Naturally, the next morning I wasn’t feeling 100 percent. I had settled on the idea of retail therapy at Concord Mills and lunch at IKEA — have you ever tried the Swedish meatballs there?! Honestly, truly, they’re to die for. While at the mall, a co-worker started blowing me up on my phone. “Do you want to go on a trolley pub crawl around 2?” she asked.
I let out a few sighs. The way my bank account was set up after a shopping spree and the way my stomach was set up after a full week of drinking, I attempted to dodge the invite via text: “Where y’all picking up at? I’m at IKEA so I might be a minute.” Ineffective, she sent the location (in Google maps), followed up with the required smart waiver and a series of texts that read: “Okay! Just be there by 2:15! Pick up a six-pack on the way. You can meet us.”

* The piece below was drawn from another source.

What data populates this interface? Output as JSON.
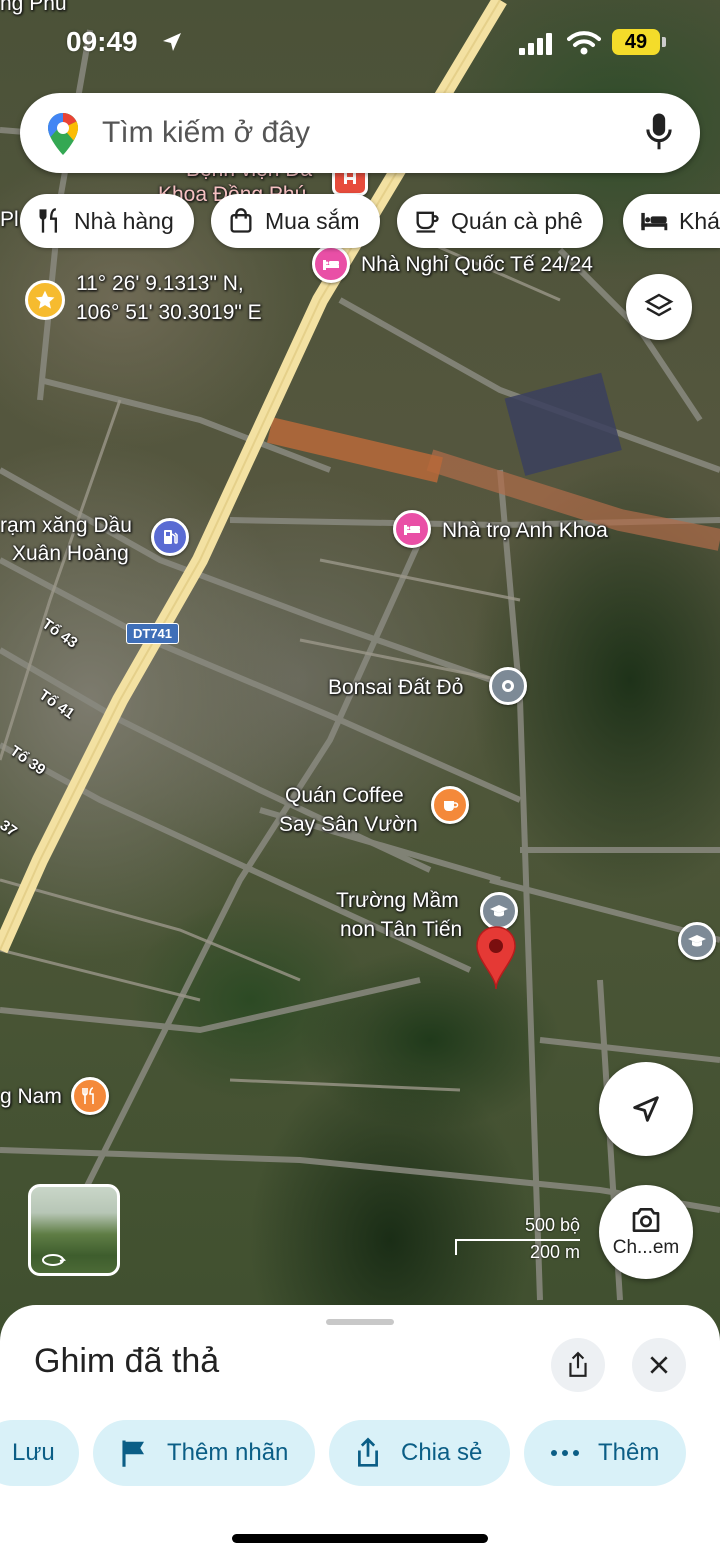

There was no way I was getting out of this. Can I use the “I’m black and what about my hair excuse?” Nope. Even though Hurricane Matthew was in full effect, I hadn’t gotten my hair done in weeks. While contemplating, I read through the texts and noted: We have extra jackets and ponchos. P.S. the trolley is completely covered. They have tarp walls. I scarfed a few Swedish meatballs — after all, that was certainly a priority — packed my large purchase in my car and headed to NoDa for a rainy-day pub crawl.
For months, my friends and I had contemplated setting up a day drinking excursion with Trolley Pub Charlotte but kept putting it off. And now, I had the opportunity to give it a whirl — for free! I turned my frown right side ‘round and prepared for the need to rally.
Once I arrived at the first stop — Heist Brewery — John and Vincent greeted me with a warm smile, took a look at my waiver, snapped a group pic and next thing you know I was straddling a bicycle seat with a beer in hand. The only rules? You have to be buckled in when the trolley was in motion and you can’t put your foot on the ground with a drink in your hand. Fair enough.
We pedaled from Heist to Free Range Brewery and ended the tour at Jack Beagles, where my friends tried to force me to take a whiskey pickle back shot. Have you ever had one? On top of six beers? That wasn’t happening. And after I figured out that I didn’t actually have to pedal, I realized I was having a really good time.
Considering Trolley Pub Charlotte for your next outing in the Q.C.? Here are a few pro tips:
1. BYOB for rides between stops. Beer or wine, plastic or can and you’re good to go.
2. Prepare for the weather. Hurricane Matthew is over, but who knows what the weather will be like for your crawl.
3. Be strategic with your crawl. You’ll want to enjoy being able to drink and ride while also hitting up some cool spots. Find balance between distance and quality breweries.